This is a brutal and beautiful movie, honestly, and I wouldn't blame you if you think I'm crazy. Maybe it's the unrestricted gore speaking to me, but I see TCM The Beginning as that one kind of movie that grows into you after repeated viewing and,compared to the rest of the franchise, might be the only one that actually lives up to the Chainsaw Massacre. I believe this is a winning draw, and anybody else who wants to stone me for that can kiss my proud love-cheeks!

1 female dies from birth complications
1 male sledgehammer to the head
1 male shot on the head with shotgun
1 female shot with shotgun
1 male sliced in half with chainsaw
1 male ran through with chainsaw
1 female throat cut with shears
1 male ran through the chest with chainsaw
1 female gets chainsaw through the back
2 males ran over by car
total: 11


  1. I didn't realize this one was frequently reviled. I like it a little better than the remake in some things. I think it captures the 70s style of trashy movie better than the previous picture which was more like a dark fairy tale.
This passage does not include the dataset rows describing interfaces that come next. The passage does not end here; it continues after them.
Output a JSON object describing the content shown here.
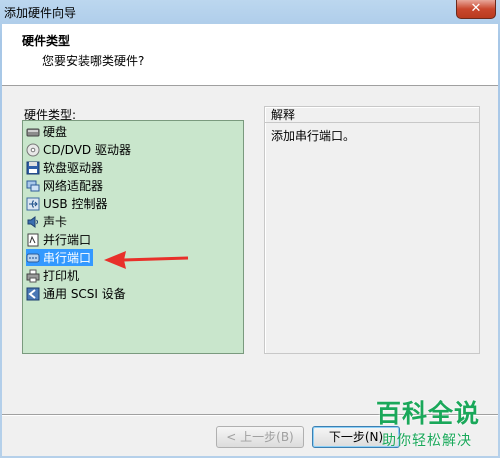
{
  "window": {
    "title": "添加硬件向导",
    "close_glyph": "✕"
  },
  "header": {
    "title": "硬件类型",
    "subtitle": "您要安装哪类硬件?"
  },
  "list": {
    "label": "硬件类型:",
    "items": [
      {
        "label": "硬盘",
        "icon": "hard-disk-icon"
      },
      {
        "label": "CD/DVD 驱动器",
        "icon": "cd-dvd-icon"
      },
      {
        "label": "软盘驱动器",
        "icon": "floppy-icon"
      },
      {
        "label": "网络适配器",
        "icon": "network-adapter-icon"
      },
      {
        "label": "USB 控制器",
        "icon": "usb-icon"
      },
      {
        "label": "声卡",
        "icon": "sound-card-icon"
      },
      {
        "label": "并行端口",
        "icon": "parallel-port-icon"
      },
      {
        "label": "串行端口",
        "icon": "serial-port-icon",
        "selected": true
      },
      {
        "label": "打印机",
        "icon": "printer-icon"
      },
      {
        "label": "通用 SCSI 设备",
        "icon": "scsi-icon"
      }
    ]
  },
  "explanation": {
    "label": "解释",
    "text": "添加串行端口。"
  },
  "buttons": {
    "back": "< 上一步(B)",
    "next": "下一步(N)"
  },
  "watermark": {
    "brand": "百科全说",
    "slogan": "助你轻松解决"
  },
  "colors": {
    "listbox_bg": "#c9e6cc",
    "selection": "#3399ff",
    "arrow": "#e8302a",
    "watermark": "#1aa85a"
  }
}
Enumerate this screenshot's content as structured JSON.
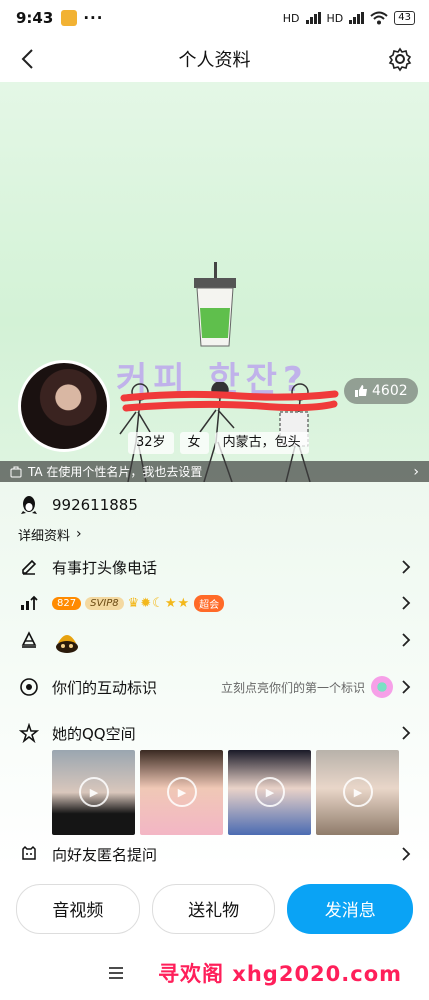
{
  "status": {
    "time": "9:43",
    "net1": "HD",
    "net2": "HD",
    "battery": "43"
  },
  "header": {
    "title": "个人资料"
  },
  "cover": {
    "likes": "4602",
    "tags": [
      "32岁",
      "女",
      "内蒙古，包头"
    ],
    "banner": "TA 在使用个性名片，我也去设置"
  },
  "profile": {
    "qq_number": "992611885",
    "details_label": "详细资料",
    "call_label": "有事打头像电话",
    "level_badge": "827",
    "svip_badge": "SVIP8",
    "ad_badge": "超会",
    "interaction_label": "你们的互动标识",
    "interaction_hint": "立刻点亮你们的第一个标识",
    "qzone_label": "她的QQ空间",
    "ask_label": "向好友匿名提问"
  },
  "actions": {
    "av": "音视频",
    "gift": "送礼物",
    "message": "发消息"
  },
  "watermark": "寻欢阁 xhg2020.com",
  "colors": {
    "accent": "#0aa3f5",
    "cover_bg": "#d6f2d9",
    "watermark": "#ff1f5a"
  }
}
    The BEGINNING does have a more mean-spirited tone, which I think might have put some people off. The only major negative I recall with it is that it wasn't much of a BEGINNING. It seemed more of an excuse to do the same movie over again.

    It's a masterpiece compared to the newest one, though!

    1. It's hated by a lot of fans and critics, and only a handful really love it. Personally, this is the best entry in the franchise and yes, a lot better than the half-and-half TC3D.